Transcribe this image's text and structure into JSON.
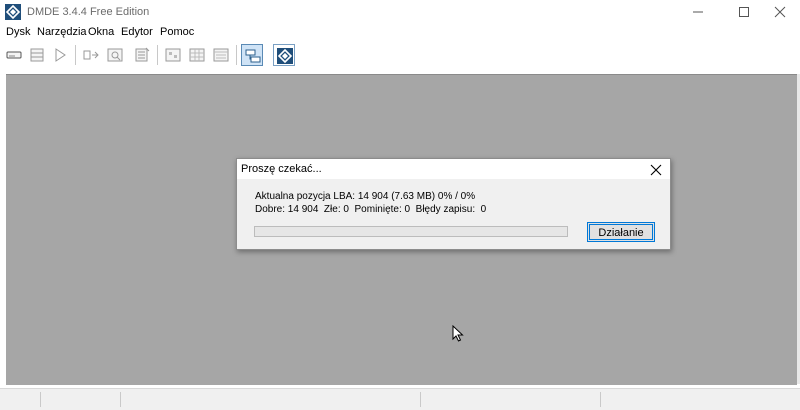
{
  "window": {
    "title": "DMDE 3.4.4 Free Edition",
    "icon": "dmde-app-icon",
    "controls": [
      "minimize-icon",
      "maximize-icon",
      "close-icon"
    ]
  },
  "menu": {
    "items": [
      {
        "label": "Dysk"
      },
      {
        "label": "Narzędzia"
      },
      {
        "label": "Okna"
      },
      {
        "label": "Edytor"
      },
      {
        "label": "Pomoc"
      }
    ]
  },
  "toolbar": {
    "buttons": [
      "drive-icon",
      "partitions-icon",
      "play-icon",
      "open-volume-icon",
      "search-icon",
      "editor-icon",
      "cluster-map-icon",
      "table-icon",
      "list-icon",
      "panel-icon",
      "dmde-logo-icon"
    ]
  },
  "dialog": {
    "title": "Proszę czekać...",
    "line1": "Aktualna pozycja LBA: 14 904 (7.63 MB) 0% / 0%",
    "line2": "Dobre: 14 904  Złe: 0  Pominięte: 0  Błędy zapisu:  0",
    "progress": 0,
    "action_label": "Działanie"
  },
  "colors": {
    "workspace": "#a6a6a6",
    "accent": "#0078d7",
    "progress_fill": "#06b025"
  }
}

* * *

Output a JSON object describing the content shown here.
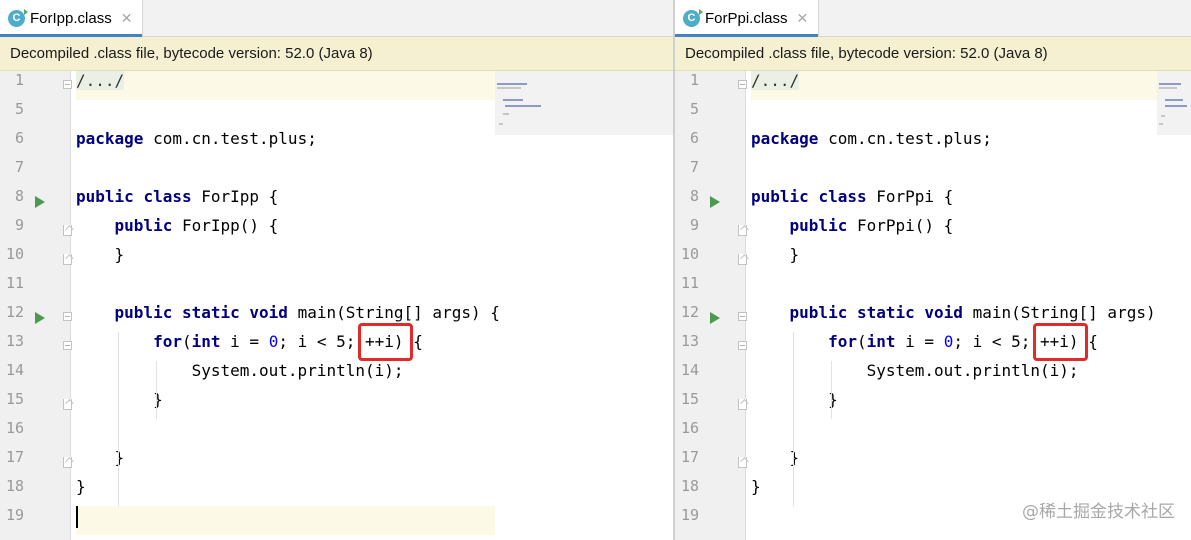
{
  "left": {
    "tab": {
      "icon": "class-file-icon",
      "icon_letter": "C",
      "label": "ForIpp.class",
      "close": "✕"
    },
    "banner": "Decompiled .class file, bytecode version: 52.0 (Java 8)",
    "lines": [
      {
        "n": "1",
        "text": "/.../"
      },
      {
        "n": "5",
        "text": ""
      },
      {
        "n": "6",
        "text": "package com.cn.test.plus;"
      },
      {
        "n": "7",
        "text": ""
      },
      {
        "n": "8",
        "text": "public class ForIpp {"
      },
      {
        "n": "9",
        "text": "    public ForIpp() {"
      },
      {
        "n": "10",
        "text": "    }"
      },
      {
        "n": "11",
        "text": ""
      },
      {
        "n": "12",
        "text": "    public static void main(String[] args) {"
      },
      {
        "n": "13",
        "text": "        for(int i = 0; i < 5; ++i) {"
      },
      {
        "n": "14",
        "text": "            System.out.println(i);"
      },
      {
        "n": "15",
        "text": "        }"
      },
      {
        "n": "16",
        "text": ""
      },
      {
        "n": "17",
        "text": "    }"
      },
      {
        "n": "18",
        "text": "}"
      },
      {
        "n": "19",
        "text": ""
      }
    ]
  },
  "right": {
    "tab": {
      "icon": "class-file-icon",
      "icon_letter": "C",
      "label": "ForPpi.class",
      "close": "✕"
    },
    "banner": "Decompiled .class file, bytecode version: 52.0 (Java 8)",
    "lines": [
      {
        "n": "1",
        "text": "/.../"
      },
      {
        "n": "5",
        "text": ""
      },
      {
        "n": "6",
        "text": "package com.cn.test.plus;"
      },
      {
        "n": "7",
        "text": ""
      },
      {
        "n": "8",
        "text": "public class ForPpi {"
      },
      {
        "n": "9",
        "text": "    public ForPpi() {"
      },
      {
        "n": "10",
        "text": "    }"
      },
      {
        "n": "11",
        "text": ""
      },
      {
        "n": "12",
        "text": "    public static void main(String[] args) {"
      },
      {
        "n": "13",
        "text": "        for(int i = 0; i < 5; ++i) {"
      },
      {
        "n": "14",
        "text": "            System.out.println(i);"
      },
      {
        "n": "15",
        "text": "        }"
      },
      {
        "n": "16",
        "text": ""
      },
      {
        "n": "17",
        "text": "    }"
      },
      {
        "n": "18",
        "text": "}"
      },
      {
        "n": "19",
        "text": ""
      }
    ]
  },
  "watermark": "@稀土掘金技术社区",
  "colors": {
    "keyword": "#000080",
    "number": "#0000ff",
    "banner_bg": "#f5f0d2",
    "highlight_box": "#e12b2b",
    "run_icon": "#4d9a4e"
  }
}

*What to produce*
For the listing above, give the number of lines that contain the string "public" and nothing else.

*Completed exercise*
6